*** Opening of SUPPLIED RECORDS ***

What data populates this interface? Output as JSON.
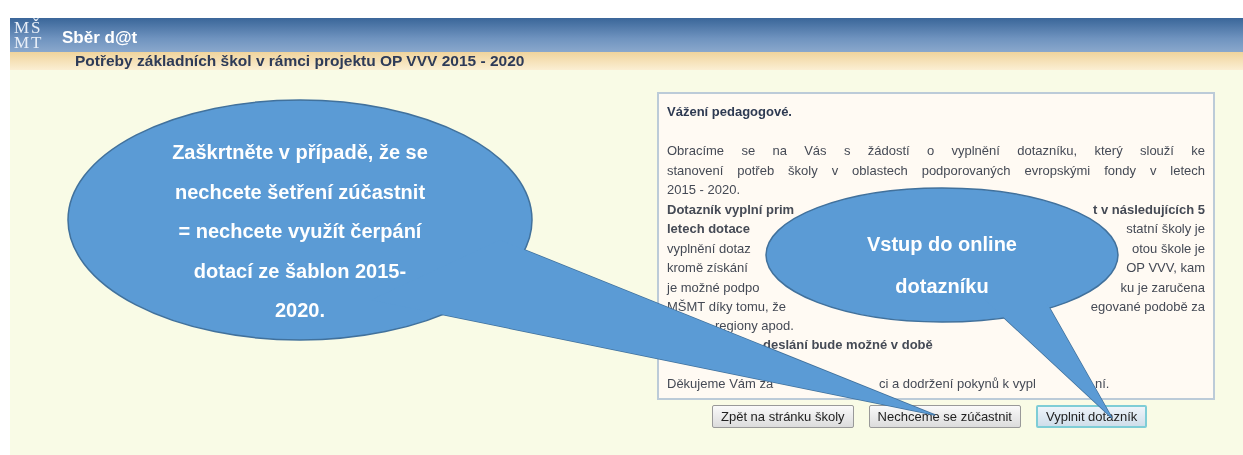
{
  "header": {
    "logo": "MŠMT",
    "title": "Sběr d@t"
  },
  "subtitle": "Potřeby základních škol v rámci projektu OP VVV 2015 - 2020",
  "panel": {
    "lines": [
      {
        "kind": "heading",
        "parts": [
          "Vážení pedagogové."
        ]
      },
      {
        "kind": "blank"
      },
      {
        "kind": "justified",
        "parts": [
          "Obracíme se na Vás s žádostí o vyplnění dotazníku, který slouží ke"
        ]
      },
      {
        "kind": "justified",
        "parts": [
          "stanovení potřeb školy v oblastech podporovaných evropskými fondy v letech"
        ]
      },
      {
        "kind": "plain",
        "parts": [
          "2015 - 2020."
        ]
      },
      {
        "kind": "split",
        "parts": [
          "**Dotazník vyplní prim**",
          "**t v následujících 5**"
        ]
      },
      {
        "kind": "split",
        "parts": [
          "**letech dotace**",
          "statní školy je"
        ]
      },
      {
        "kind": "split",
        "parts": [
          "vyplnění dotaz",
          "otou škole je"
        ]
      },
      {
        "kind": "split",
        "parts": [
          "kromě získání",
          "OP VVV, kam"
        ]
      },
      {
        "kind": "split",
        "parts": [
          "je možné podpo",
          "ku je zaručena"
        ]
      },
      {
        "kind": "split",
        "parts": [
          "MŠMT díky tomu, že",
          "egované podobě za"
        ]
      },
      {
        "kind": "offset",
        "parts": [
          "regiony apod."
        ]
      },
      {
        "kind": "offset",
        "parts": [
          "**deslání bude možné v době**"
        ]
      },
      {
        "kind": "blank"
      },
      {
        "kind": "offset",
        "parts": [
          "Děkujeme Vám za",
          "ci a dodržení pokynů k vypl",
          "ní."
        ]
      }
    ]
  },
  "buttons": [
    {
      "label": "Zpět na stránku školy",
      "focused": false
    },
    {
      "label": "Nechceme se zúčastnit",
      "focused": false
    },
    {
      "label": "Vyplnit dotazník",
      "focused": true
    }
  ],
  "callouts": [
    {
      "lines": [
        "Zaškrtněte v případě, že se",
        "nechcete šetření zúčastnit",
        "= nechcete využít čerpání",
        "dotací ze šablon 2015-",
        "2020."
      ],
      "kind": "large"
    },
    {
      "lines": [
        "Vstup do online",
        "dotazníku"
      ],
      "kind": "small"
    }
  ]
}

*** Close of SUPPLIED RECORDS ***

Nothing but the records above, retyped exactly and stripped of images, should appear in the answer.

ANSWER SPACE:
What data populates this interface? Output as JSON.
{
  "header": {
    "logo": "MŠMT",
    "title": "Sběr d@t"
  },
  "subtitle": "Potřeby základních škol v rámci projektu OP VVV 2015 - 2020",
  "panel": {
    "lines": [
      {
        "kind": "heading",
        "parts": [
          "Vážení pedagogové."
        ]
      },
      {
        "kind": "blank"
      },
      {
        "kind": "justified",
        "parts": [
          "Obracíme se na Vás s žádostí o vyplnění dotazníku, který slouží ke"
        ]
      },
      {
        "kind": "justified",
        "parts": [
          "stanovení potřeb školy v oblastech podporovaných evropskými fondy v letech"
        ]
      },
      {
        "kind": "plain",
        "parts": [
          "2015 - 2020."
        ]
      },
      {
        "kind": "split",
        "parts": [
          "**Dotazník vyplní prim**",
          "**t v následujících 5**"
        ]
      },
      {
        "kind": "split",
        "parts": [
          "**letech dotace**",
          "statní školy je"
        ]
      },
      {
        "kind": "split",
        "parts": [
          "vyplnění dotaz",
          "otou škole je"
        ]
      },
      {
        "kind": "split",
        "parts": [
          "kromě získání",
          "OP VVV, kam"
        ]
      },
      {
        "kind": "split",
        "parts": [
          "je možné podpo",
          "ku je zaručena"
        ]
      },
      {
        "kind": "split",
        "parts": [
          "MŠMT díky tomu, že",
          "egované podobě za"
        ]
      },
      {
        "kind": "offset",
        "parts": [
          "regiony apod."
        ]
      },
      {
        "kind": "offset",
        "parts": [
          "**deslání bude možné v době**"
        ]
      },
      {
        "kind": "blank"
      },
      {
        "kind": "offset",
        "parts": [
          "Děkujeme Vám za",
          "ci a dodržení pokynů k vypl",
          "ní."
        ]
      }
    ]
  },
  "buttons": [
    {
      "label": "Zpět na stránku školy",
      "focused": false
    },
    {
      "label": "Nechceme se zúčastnit",
      "focused": false
    },
    {
      "label": "Vyplnit dotazník",
      "focused": true
    }
  ],
  "callouts": [
    {
      "lines": [
        "Zaškrtněte v případě, že se",
        "nechcete šetření zúčastnit",
        "= nechcete využít čerpání",
        "dotací ze šablon 2015-",
        "2020."
      ],
      "kind": "large"
    },
    {
      "lines": [
        "Vstup do online",
        "dotazníku"
      ],
      "kind": "small"
    }
  ]
}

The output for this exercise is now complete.